Skip to main content
Open Access Publications from the University of California

UC San Diego

UC San Diego Electronic Theses and Dissertations bannerUC San Diego

Ranking and sparsifying edges of a graph


Many problems of practical interest can be represented by graphs. In practice, each edge of a graph is associated with some scalar eight denoting the similarity or the relevance between two vertices. However these edge weights might not directly reflect the relative ̀̀importance'' of edges in maintaining the structure of graphs. The study of edge ranking of graphs is to determine the graph edges by the relative importance under various criteria and is therefore essential for our fundamental understanding of graphs. In this thesis, we study various methods to determine the relative importance of the edges under several graphs models. Then we will use the edge ranking to examine two interrelated problems -- graph sparsification and graph partitioning. First, we study the edge ranking problem in the (usual) graph. We use PageRank vectors to define the edge ranking and give an improved algorithm for computing approximate (personalized) PageRank vectors on a graph of n vertices with tight error bounds which can be as small as O(1/n̂p) for any fixed positive integer p. The improved PageRank algorithm is crucial for computing the quantitative ranking of edges in a given graph. Our graph sparsification algorithm samples edges of a given graph with probabilities proportional to the edge ranking defined by PageRank. It can be used as a preprocess for graph partitioning. The combination of the graph sparsification and the partitioning algorithms using PageRank vectors leads an improved partitioning algorithm. Next, we consider the edge ranking and sparsification in connection graphs. Connection graphs arise in dealing with high-dimensional data sets in which each edge is associated with both a scalar edge weight and a d- dimensional linear transformation. We generalized the PageRank and the effective resistance in the usual graph to their vectorized versions in connection graphs. They can be used as basic tools for organizing and analyzing complex data sets. For example, the generalized PageRank and effective resistance can be utilized to derive and modify diffusion distances for vector diffusion maps in data and image processing. Furthermore, the edge ranking of connection graphs determined by the vectorized PageRank and effective resistance are an essential part of sparsification algorithms which simplify and preserve the global structure of connection graphs. Finally, we further explore the use of the vectorized version of PageRank vector in measuring the (local) consistency or inconsistency of a small area around a vertex in the connection graph. Since a PageRank vector can also be expressed as a geometric sum of random walks with different number of steps, we use the PageRank to define the (local) inconsistency coefficient for measuring the the portion of "probability'' vanished in the local random walk process. Furthermore, we develop an algorithm by using vectorized version of PageRank for finding the local consistent area around a vertex
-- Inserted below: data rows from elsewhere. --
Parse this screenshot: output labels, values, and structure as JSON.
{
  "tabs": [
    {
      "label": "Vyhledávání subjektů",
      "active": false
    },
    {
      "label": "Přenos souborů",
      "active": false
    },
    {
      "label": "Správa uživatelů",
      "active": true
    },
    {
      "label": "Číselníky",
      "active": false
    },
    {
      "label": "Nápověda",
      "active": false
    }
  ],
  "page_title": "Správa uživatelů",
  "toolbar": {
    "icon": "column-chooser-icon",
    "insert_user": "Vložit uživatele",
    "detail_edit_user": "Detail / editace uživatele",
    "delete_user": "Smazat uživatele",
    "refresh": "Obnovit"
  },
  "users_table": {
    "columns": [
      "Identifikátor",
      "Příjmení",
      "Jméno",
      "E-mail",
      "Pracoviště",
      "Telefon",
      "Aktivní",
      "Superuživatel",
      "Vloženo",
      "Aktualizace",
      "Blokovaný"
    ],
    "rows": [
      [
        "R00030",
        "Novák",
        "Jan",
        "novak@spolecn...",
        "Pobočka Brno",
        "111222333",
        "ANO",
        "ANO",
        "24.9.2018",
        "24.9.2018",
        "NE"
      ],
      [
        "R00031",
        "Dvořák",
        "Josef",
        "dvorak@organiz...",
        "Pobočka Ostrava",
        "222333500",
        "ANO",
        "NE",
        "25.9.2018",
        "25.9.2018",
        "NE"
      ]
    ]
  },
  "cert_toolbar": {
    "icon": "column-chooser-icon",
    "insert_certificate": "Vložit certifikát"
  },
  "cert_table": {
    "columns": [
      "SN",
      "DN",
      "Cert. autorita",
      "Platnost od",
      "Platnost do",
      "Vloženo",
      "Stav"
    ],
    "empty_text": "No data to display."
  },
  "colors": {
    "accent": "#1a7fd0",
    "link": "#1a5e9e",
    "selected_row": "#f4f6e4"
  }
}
Main Content
For improved accessibility of PDF content, download the file to your device.
Current View